## Exercise directions
Here are some entries. Repeat all of them exactly.
──────── Record excerpts
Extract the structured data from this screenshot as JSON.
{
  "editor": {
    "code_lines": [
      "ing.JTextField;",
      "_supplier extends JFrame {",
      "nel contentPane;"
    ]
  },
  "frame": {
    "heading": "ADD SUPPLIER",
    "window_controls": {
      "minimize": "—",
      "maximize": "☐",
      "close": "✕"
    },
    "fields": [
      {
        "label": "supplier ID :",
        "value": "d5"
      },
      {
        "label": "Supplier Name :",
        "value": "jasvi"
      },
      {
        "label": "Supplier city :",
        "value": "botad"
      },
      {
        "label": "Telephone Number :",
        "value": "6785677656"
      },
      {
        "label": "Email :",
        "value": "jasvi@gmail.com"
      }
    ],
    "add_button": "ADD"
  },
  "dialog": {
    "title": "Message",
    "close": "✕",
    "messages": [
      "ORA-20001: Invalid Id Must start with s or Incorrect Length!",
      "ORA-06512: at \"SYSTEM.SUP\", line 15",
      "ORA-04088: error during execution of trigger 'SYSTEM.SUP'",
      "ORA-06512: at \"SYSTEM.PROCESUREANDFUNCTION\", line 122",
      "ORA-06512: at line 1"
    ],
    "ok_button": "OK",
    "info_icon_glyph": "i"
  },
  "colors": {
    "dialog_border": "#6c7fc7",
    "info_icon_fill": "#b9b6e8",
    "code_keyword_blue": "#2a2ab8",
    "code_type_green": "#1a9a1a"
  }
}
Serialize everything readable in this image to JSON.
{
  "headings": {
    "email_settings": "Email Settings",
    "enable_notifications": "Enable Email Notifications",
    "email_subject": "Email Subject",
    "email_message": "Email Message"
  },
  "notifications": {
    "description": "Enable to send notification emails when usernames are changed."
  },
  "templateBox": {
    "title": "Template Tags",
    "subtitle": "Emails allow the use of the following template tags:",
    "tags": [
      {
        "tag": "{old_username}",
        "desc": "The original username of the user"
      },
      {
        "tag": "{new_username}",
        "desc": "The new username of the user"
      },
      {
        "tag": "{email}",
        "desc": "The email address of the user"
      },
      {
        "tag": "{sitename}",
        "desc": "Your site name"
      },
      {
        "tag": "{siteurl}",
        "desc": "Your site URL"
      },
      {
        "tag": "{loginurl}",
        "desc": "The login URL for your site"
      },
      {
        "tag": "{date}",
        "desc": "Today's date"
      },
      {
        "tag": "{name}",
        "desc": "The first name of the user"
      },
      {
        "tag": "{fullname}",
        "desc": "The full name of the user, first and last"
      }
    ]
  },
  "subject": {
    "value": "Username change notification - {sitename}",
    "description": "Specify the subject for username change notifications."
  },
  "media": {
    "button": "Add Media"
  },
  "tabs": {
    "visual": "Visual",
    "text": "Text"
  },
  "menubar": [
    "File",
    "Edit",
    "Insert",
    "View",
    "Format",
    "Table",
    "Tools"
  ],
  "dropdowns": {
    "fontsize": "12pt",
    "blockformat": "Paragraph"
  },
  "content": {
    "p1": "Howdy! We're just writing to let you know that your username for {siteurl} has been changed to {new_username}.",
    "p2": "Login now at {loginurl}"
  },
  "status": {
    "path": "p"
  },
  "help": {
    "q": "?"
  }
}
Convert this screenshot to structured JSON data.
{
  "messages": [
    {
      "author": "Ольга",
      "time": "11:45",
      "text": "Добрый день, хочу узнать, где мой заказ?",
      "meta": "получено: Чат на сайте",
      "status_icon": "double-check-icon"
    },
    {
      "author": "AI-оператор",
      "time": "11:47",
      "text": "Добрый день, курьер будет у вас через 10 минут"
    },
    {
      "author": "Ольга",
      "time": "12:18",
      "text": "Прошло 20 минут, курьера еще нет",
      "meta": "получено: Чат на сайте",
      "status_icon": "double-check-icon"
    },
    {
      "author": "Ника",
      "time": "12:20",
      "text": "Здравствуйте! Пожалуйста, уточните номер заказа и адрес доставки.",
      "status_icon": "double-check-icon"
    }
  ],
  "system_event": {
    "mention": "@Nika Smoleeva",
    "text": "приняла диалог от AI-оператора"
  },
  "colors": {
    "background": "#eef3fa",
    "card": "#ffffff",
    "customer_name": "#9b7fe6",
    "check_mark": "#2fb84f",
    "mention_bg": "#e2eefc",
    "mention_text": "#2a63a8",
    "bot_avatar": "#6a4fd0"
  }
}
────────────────
## Reply to the task
Extract the structured data from this screenshot as JSON.
{
  "editor": {
    "code_lines": [
      "ing.JTextField;",
      "_supplier extends JFrame {",
      "nel contentPane;"
    ]
  },
  "frame": {
    "heading": "ADD SUPPLIER",
    "window_controls": {
      "minimize": "—",
      "maximize": "☐",
      "close": "✕"
    },
    "fields": [
      {
        "label": "supplier ID :",
        "value": "d5"
      },
      {
        "label": "Supplier Name :",
        "value": "jasvi"
      },
      {
        "label": "Supplier city :",
        "value": "botad"
      },
      {
        "label": "Telephone Number :",
        "value": "6785677656"
      },
      {
        "label": "Email :",
        "value": "jasvi@gmail.com"
      }
    ],
    "add_button": "ADD"
  },
  "dialog": {
    "title": "Message",
    "close": "✕",
    "messages": [
      "ORA-20001: Invalid Id Must start with s or Incorrect Length!",
      "ORA-06512: at \"SYSTEM.SUP\", line 15",
      "ORA-04088: error during execution of trigger 'SYSTEM.SUP'",
      "ORA-06512: at \"SYSTEM.PROCESUREANDFUNCTION\", line 122",
      "ORA-06512: at line 1"
    ],
    "ok_button": "OK",
    "info_icon_glyph": "i"
  },
  "colors": {
    "dialog_border": "#6c7fc7",
    "info_icon_fill": "#b9b6e8",
    "code_keyword_blue": "#2a2ab8",
    "code_type_green": "#1a9a1a"
  }
}
Serialize everything readable in this image to JSON.
{
  "headings": {
    "email_settings": "Email Settings",
    "enable_notifications": "Enable Email Notifications",
    "email_subject": "Email Subject",
    "email_message": "Email Message"
  },
  "notifications": {
    "description": "Enable to send notification emails when usernames are changed."
  },
  "templateBox": {
    "title": "Template Tags",
    "subtitle": "Emails allow the use of the following template tags:",
    "tags": [
      {
        "tag": "{old_username}",
        "desc": "The original username of the user"
      },
      {
        "tag": "{new_username}",
        "desc": "The new username of the user"
      },
      {
        "tag": "{email}",
        "desc": "The email address of the user"
      },
      {
        "tag": "{sitename}",
        "desc": "Your site name"
      },
      {
        "tag": "{siteurl}",
        "desc": "Your site URL"
      },
      {
        "tag": "{loginurl}",
        "desc": "The login URL for your site"
      },
      {
        "tag": "{date}",
        "desc": "Today's date"
      },
      {
        "tag": "{name}",
        "desc": "The first name of the user"
      },
      {
        "tag": "{fullname}",
        "desc": "The full name of the user, first and last"
      }
    ]
  },
  "subject": {
    "value": "Username change notification - {sitename}",
    "description": "Specify the subject for username change notifications."
  },
  "media": {
    "button": "Add Media"
  },
  "tabs": {
    "visual": "Visual",
    "text": "Text"
  },
  "menubar": [
    "File",
    "Edit",
    "Insert",
    "View",
    "Format",
    "Table",
    "Tools"
  ],
  "dropdowns": {
    "fontsize": "12pt",
    "blockformat": "Paragraph"
  },
  "content": {
    "p1": "Howdy! We're just writing to let you know that your username for {siteurl} has been changed to {new_username}.",
    "p2": "Login now at {loginurl}"
  },
  "status": {
    "path": "p"
  },
  "help": {
    "q": "?"
  }
}
Convert this screenshot to structured JSON data.
{
  "messages": [
    {
      "author": "Ольга",
      "time": "11:45",
      "text": "Добрый день, хочу узнать, где мой заказ?",
      "meta": "получено: Чат на сайте",
      "status_icon": "double-check-icon"
    },
    {
      "author": "AI-оператор",
      "time": "11:47",
      "text": "Добрый день, курьер будет у вас через 10 минут"
    },
    {
      "author": "Ольга",
      "time": "12:18",
      "text": "Прошло 20 минут, курьера еще нет",
      "meta": "получено: Чат на сайте",
      "status_icon": "double-check-icon"
    },
    {
      "author": "Ника",
      "time": "12:20",
      "text": "Здравствуйте! Пожалуйста, уточните номер заказа и адрес доставки.",
      "status_icon": "double-check-icon"
    }
  ],
  "system_event": {
    "mention": "@Nika Smoleeva",
    "text": "приняла диалог от AI-оператора"
  },
  "colors": {
    "background": "#eef3fa",
    "card": "#ffffff",
    "customer_name": "#9b7fe6",
    "check_mark": "#2fb84f",
    "mention_bg": "#e2eefc",
    "mention_text": "#2a63a8",
    "bot_avatar": "#6a4fd0"
  }
}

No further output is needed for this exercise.